Find every line in the records below that contains the word "bundles", and copy each such line.
═══ Data to process
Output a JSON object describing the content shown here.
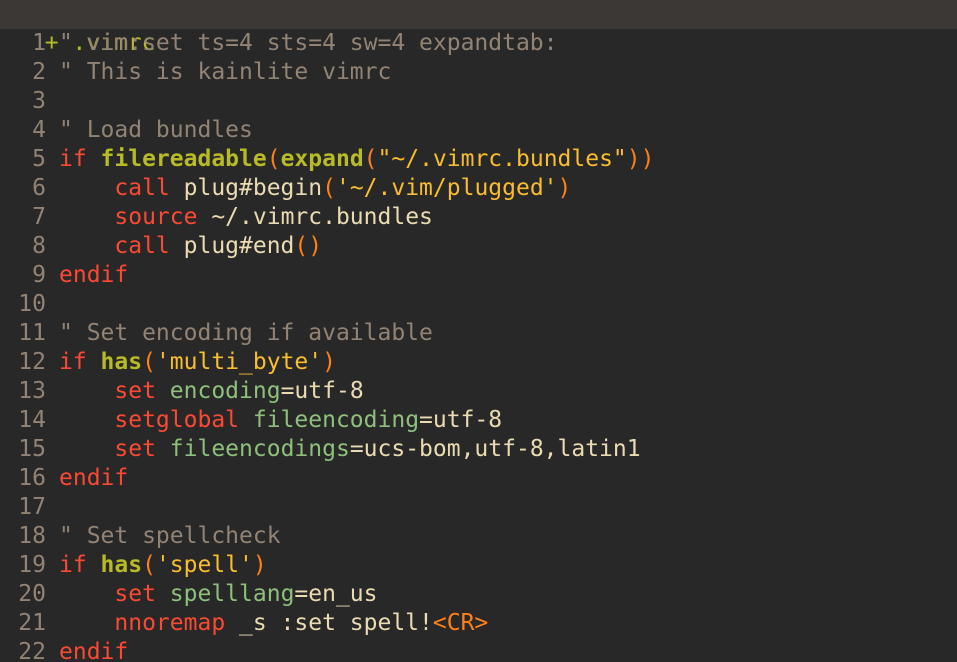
{
  "tabline": {
    "label": "+ .vimrc"
  },
  "lines": [
    {
      "n": "1",
      "segs": [
        [
          "cmt",
          "\" vim:set ts=4 sts=4 sw=4 expandtab:"
        ]
      ]
    },
    {
      "n": "2",
      "segs": [
        [
          "cmt",
          "\" This is kainlite vimrc"
        ]
      ]
    },
    {
      "n": "3",
      "segs": []
    },
    {
      "n": "4",
      "segs": [
        [
          "cmt",
          "\" Load bundles"
        ]
      ]
    },
    {
      "n": "5",
      "segs": [
        [
          "kw",
          "if "
        ],
        [
          "fn",
          "filereadable"
        ],
        [
          "paren",
          "("
        ],
        [
          "fn",
          "expand"
        ],
        [
          "paren",
          "("
        ],
        [
          "str2",
          "\"~/.vimrc.bundles\""
        ],
        [
          "paren",
          "))"
        ]
      ]
    },
    {
      "n": "6",
      "segs": [
        [
          "plain",
          "    "
        ],
        [
          "kw",
          "call"
        ],
        [
          "plain",
          " plug#begin"
        ],
        [
          "paren",
          "("
        ],
        [
          "str2",
          "'~/.vim/plugged'"
        ],
        [
          "paren",
          ")"
        ]
      ]
    },
    {
      "n": "7",
      "segs": [
        [
          "plain",
          "    "
        ],
        [
          "kw",
          "source"
        ],
        [
          "plain",
          " ~/.vimrc.bundles"
        ]
      ]
    },
    {
      "n": "8",
      "segs": [
        [
          "plain",
          "    "
        ],
        [
          "kw",
          "call"
        ],
        [
          "plain",
          " plug#end"
        ],
        [
          "paren",
          "()"
        ]
      ]
    },
    {
      "n": "9",
      "segs": [
        [
          "kw",
          "endif"
        ]
      ]
    },
    {
      "n": "10",
      "segs": []
    },
    {
      "n": "11",
      "segs": [
        [
          "cmt",
          "\" Set encoding if available"
        ]
      ]
    },
    {
      "n": "12",
      "segs": [
        [
          "kw",
          "if "
        ],
        [
          "fn",
          "has"
        ],
        [
          "paren",
          "("
        ],
        [
          "str2",
          "'multi_byte'"
        ],
        [
          "paren",
          ")"
        ]
      ]
    },
    {
      "n": "13",
      "segs": [
        [
          "plain",
          "    "
        ],
        [
          "kw",
          "set"
        ],
        [
          "plain",
          " "
        ],
        [
          "opt",
          "encoding"
        ],
        [
          "plain",
          "=utf-8"
        ]
      ]
    },
    {
      "n": "14",
      "segs": [
        [
          "plain",
          "    "
        ],
        [
          "kw",
          "setglobal"
        ],
        [
          "plain",
          " "
        ],
        [
          "opt",
          "fileencoding"
        ],
        [
          "plain",
          "=utf-8"
        ]
      ]
    },
    {
      "n": "15",
      "segs": [
        [
          "plain",
          "    "
        ],
        [
          "kw",
          "set"
        ],
        [
          "plain",
          " "
        ],
        [
          "opt",
          "fileencodings"
        ],
        [
          "plain",
          "=ucs-bom,utf-8,latin1"
        ]
      ]
    },
    {
      "n": "16",
      "segs": [
        [
          "kw",
          "endif"
        ]
      ]
    },
    {
      "n": "17",
      "segs": []
    },
    {
      "n": "18",
      "segs": [
        [
          "cmt",
          "\" Set spellcheck"
        ]
      ]
    },
    {
      "n": "19",
      "segs": [
        [
          "kw",
          "if "
        ],
        [
          "fn",
          "has"
        ],
        [
          "paren",
          "("
        ],
        [
          "str2",
          "'spell'"
        ],
        [
          "paren",
          ")"
        ]
      ]
    },
    {
      "n": "20",
      "segs": [
        [
          "plain",
          "    "
        ],
        [
          "kw",
          "set"
        ],
        [
          "plain",
          " "
        ],
        [
          "opt",
          "spelllang"
        ],
        [
          "plain",
          "=en_us"
        ]
      ]
    },
    {
      "n": "21",
      "segs": [
        [
          "plain",
          "    "
        ],
        [
          "kw",
          "nnoremap"
        ],
        [
          "plain",
          " _s :set spell!"
        ],
        [
          "spec",
          "<CR>"
        ]
      ]
    },
    {
      "n": "22",
      "segs": [
        [
          "kw",
          "endif"
        ]
      ]
    }
  ],
  "colors": {
    "background": "#282828",
    "tabline_bg": "#3c3836",
    "line_number": "#928374",
    "comment": "#928374",
    "keyword": "#fb4934",
    "function": "#b8bb26",
    "paren": "#fe8019",
    "string": "#fabd2f",
    "option": "#8ec07c",
    "text": "#ebdbb2"
  }
}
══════
**Result of this exercise**.
          "\" Load bundles"
          "\"~/.vimrc.bundles\""
          " ~/.vimrc.bundles"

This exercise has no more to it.